After a cool start to the Chipepwa Valley growing season – crop production is looking better than expected.
“It wouldn’t surprise me if we had one of the better per acre yields that we’ve seen in many years,” said UW-Extension Chippewa County Agriculture Agent, Jerry Clark.
For the last several years, Wisconsin farmers have been dealing with an unpredictable planting season. This year, however things are looking up.
It looks exceptionally well compared to few years where we got really late planted or early frost and these kinds of things,” said Clark.
July’s high temps mixed with just enough rainfall has corn, soybean and other crops projecting higher than expected yields. While prices have dropped slightly after a recent spike Chippewa County Agricultural Agent Jerry Clark says this year’s growing season could be what some farmers need to stay afloat.
Clark said, “If anything, we’re having a great growing season so that part is going to bring the yield up and then if price stays kind of where it is, that’s going to mean more dollars for the farmers because yield will be up.”
And if it seems like corn fields are growing faster this year – Clark says it may be because the Chippewa Valley hasn’t had a good year in at least five years.
“I think what has happened this year is, we have a more normal growing season than maybe the past, several, recent ones,” said Clark. “So I think we kind of forget that corn maybe should look this good. But it really looks good this year.”
But crops are not the only thing on the upswing after a crash caused by COVID-19 Clark says the dairy industry is making a comeback as well.

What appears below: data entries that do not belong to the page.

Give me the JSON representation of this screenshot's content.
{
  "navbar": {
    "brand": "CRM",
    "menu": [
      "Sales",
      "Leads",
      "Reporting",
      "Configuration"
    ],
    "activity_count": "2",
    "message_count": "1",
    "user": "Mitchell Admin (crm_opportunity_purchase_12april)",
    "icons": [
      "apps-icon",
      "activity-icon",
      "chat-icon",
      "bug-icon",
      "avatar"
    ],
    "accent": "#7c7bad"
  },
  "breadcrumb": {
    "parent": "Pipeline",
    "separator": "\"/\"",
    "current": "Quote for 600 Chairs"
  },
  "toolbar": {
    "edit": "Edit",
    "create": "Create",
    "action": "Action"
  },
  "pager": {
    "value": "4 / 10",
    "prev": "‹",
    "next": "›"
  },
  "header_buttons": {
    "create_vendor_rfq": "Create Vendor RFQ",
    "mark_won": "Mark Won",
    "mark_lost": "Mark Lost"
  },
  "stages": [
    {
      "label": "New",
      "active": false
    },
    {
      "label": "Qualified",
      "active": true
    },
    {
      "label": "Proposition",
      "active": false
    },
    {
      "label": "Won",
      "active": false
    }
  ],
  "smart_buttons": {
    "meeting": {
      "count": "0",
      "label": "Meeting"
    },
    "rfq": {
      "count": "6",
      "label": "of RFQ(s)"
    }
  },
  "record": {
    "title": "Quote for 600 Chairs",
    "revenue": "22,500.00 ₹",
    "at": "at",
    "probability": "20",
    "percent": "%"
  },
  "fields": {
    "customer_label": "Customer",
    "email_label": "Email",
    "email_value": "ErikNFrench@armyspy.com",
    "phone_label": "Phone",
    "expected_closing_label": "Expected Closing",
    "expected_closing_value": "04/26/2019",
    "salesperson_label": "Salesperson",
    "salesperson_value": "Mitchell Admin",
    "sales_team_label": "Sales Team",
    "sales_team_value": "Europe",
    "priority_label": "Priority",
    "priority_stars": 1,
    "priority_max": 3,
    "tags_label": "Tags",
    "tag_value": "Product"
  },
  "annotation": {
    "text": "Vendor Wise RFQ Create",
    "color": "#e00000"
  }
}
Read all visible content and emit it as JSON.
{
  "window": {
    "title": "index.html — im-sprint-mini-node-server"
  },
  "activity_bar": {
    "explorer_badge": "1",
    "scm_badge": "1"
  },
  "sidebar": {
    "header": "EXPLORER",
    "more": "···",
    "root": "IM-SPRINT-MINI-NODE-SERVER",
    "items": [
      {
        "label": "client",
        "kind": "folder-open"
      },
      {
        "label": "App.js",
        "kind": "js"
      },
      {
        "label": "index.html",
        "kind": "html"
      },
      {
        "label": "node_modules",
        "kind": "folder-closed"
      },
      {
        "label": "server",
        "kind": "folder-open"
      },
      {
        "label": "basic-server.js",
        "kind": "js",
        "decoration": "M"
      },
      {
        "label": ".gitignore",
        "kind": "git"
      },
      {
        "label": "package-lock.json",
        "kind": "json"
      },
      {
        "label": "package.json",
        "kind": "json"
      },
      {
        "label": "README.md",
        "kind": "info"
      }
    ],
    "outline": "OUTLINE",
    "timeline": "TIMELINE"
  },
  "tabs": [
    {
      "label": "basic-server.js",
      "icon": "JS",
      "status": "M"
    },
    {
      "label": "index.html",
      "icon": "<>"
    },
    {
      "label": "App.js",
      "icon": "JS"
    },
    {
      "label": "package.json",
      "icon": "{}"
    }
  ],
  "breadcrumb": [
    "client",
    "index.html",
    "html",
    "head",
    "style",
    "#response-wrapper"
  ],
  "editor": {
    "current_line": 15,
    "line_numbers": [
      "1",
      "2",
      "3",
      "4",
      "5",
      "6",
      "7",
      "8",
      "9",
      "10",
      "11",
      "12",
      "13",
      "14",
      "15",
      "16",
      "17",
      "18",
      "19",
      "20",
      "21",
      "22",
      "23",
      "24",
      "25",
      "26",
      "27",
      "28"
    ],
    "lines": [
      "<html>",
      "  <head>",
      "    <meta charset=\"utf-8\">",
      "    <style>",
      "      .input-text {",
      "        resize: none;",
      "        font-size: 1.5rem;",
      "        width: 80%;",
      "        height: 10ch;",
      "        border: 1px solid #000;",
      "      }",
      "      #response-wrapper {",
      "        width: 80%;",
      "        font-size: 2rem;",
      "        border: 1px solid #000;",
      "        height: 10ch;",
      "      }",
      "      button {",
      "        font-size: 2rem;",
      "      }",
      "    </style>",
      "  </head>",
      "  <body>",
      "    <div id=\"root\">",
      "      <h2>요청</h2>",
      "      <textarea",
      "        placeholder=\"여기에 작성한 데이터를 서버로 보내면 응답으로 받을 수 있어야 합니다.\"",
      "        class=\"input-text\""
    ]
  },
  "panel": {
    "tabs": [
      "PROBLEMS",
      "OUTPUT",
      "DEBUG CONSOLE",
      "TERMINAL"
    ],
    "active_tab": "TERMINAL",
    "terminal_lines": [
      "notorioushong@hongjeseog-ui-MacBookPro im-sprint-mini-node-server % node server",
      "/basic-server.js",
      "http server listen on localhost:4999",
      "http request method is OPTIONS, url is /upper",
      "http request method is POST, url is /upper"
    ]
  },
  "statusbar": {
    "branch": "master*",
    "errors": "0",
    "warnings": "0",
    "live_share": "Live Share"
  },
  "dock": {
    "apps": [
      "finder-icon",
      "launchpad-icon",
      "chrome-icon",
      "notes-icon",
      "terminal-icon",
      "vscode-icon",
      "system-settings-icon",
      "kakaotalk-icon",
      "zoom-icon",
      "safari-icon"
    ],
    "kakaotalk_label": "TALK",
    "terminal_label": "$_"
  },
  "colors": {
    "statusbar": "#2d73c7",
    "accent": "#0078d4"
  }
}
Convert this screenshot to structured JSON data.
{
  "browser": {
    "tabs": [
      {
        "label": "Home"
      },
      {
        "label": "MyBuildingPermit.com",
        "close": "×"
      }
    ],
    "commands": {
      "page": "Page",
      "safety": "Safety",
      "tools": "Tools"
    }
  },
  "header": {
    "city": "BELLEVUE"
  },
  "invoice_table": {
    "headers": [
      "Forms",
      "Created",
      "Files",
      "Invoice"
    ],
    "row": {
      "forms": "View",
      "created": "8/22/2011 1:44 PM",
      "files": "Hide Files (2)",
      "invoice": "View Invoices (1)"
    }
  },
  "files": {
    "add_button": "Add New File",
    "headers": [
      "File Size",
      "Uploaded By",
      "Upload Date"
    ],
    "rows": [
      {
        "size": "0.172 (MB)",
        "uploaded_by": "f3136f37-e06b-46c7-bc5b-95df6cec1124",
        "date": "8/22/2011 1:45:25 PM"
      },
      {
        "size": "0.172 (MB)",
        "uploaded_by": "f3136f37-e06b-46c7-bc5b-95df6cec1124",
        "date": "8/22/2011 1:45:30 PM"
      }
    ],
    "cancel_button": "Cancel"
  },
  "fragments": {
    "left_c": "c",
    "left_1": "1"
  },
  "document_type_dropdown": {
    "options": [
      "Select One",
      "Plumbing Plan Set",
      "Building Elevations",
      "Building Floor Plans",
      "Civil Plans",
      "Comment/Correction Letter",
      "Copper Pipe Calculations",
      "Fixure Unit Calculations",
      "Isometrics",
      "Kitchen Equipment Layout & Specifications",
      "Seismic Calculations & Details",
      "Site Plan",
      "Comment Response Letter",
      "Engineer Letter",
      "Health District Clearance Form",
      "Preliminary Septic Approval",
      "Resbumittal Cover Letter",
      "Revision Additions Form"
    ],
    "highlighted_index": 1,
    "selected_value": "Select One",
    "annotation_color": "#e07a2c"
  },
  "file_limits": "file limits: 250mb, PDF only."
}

And while yield projections at this point are good there is still a long season ahead.
“We’re not out of the woods yet,” said Clark. “If it gets dry right now, that could be the end of the grain filling season and you won’t have the yield you’re anticipating.
Clark says if current growing conditions continue this could be one of the better production years the Chippewa Valley has seen in quite some time.